The US National Security Agency has been hijacking botnets as a resource for spying, according to a leaked slide by Edward Snowden.
The NSA has "co-opted" more than 140,000 computers since August 2007 for the purpose of injecting them with spying software, according to the slide that was published by The Intercept news website on yesterday.
The networks of compromised computers are typically used by criminals to steal financial information from infected machines, to relay spam messages, and to conduct "denial-of-service" attacks against websites by having all the computers try to connect simultaneously, thereby overwhelming the target site.
The NSA declined to confirm or deny the existence of the program. It is not known if the botnets hijacked by the agency were in other counties or in the United States, or if the botnets could have been recaptured by criminals.
In a written statement, an NSA spokeswoman said: "As the President affirmed on 17 January, signals intelligence shall be collected exclusively where there is a foreign intelligence or counterintelligence purpose to support national and departmental missions, and not for any other purposes.

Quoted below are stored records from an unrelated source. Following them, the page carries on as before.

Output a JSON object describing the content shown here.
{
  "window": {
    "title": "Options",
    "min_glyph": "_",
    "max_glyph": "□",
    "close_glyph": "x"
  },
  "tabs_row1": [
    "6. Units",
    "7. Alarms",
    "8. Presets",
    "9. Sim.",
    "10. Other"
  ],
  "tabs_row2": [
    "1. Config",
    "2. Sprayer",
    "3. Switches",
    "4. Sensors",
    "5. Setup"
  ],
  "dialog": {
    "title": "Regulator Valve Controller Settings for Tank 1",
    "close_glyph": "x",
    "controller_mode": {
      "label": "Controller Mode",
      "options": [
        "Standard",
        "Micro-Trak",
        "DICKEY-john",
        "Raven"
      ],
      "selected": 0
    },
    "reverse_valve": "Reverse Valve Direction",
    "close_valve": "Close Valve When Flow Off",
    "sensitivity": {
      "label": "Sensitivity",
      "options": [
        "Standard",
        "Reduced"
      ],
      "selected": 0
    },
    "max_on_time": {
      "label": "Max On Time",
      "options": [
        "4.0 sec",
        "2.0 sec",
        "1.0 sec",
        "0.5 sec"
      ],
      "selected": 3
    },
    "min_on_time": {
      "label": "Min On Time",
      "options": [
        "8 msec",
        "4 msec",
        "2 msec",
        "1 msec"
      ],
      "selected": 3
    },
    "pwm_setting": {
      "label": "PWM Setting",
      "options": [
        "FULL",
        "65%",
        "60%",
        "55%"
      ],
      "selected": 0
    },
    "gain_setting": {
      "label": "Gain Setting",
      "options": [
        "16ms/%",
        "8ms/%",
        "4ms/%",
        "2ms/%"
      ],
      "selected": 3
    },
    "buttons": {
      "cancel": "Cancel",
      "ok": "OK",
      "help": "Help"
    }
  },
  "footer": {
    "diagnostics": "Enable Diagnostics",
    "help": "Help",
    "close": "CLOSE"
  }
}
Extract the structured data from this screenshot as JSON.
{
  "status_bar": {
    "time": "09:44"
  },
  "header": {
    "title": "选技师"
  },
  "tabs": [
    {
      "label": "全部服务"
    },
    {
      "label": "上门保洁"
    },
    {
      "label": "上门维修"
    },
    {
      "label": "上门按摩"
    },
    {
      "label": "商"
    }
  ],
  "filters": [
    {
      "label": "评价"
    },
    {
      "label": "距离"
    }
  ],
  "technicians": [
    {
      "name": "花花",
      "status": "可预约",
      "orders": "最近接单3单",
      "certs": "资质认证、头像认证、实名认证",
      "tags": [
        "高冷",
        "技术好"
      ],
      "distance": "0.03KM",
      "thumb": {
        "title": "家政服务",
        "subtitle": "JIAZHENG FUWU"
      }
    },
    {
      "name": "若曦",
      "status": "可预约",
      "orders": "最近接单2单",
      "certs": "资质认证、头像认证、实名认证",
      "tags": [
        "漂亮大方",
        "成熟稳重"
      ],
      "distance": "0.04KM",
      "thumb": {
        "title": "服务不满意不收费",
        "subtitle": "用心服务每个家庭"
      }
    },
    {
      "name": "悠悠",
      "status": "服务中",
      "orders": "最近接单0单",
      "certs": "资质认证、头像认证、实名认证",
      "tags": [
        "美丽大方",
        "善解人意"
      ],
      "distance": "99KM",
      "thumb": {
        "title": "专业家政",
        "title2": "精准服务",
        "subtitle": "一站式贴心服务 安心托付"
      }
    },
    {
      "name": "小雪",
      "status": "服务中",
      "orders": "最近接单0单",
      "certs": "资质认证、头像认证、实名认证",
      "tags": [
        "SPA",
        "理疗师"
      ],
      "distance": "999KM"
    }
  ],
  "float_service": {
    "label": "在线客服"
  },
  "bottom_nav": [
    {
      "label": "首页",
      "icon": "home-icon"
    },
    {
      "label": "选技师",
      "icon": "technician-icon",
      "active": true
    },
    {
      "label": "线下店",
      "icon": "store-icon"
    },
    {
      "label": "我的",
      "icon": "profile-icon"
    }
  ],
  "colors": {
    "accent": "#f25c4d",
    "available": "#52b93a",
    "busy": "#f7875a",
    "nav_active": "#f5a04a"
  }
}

"Moreover, Presidential Policy Directive 28 affirms that all persons – regardless of nationality – have legitimate privacy interests in the handling of their personal information, and that privacy and civil liberties shall be integral considerations in the planning of US signals intelligence activities."
According to the NSA slide, one technique the intelligence agency used was called QUANTUMBOT, which "finds computers belonging to botnets, and hijacks the command and control channel." The program was described as "highly successful."
The Intercept article and supporting slides showed that the NSA had sought the means to automate the deployment of its tools for capturing email, browsing history and other information in order to reach as many as millions of machines.
It did not say whether such widespread efforts, which included impersonating web pages belonging to Facebook and other companies, were limited to computers overseas. If it did pursue US computers, the NSA also could have minimised information about those users.
Reuters reported in May that US agencies had tapped botnets to harvest data from the machines' owners or to maintain the ability to issue the infected computers new commands and the leaked slide is the first confirmation of the practice.
The Top Secret slide was marked for distribution to the "Five Eyes" intelligence alliance, which includes the USA and Britain.
In November, Federal Bureau of Investigation Director James Comey told the Senate that botnets had "emerged as a global cyber security threat" and that the agency had developed a "comprehensive public-private approach to eliminate the most significant botnet activity and increase the practical consequences for those who use botnets for intellectual property theft or other criminal activities."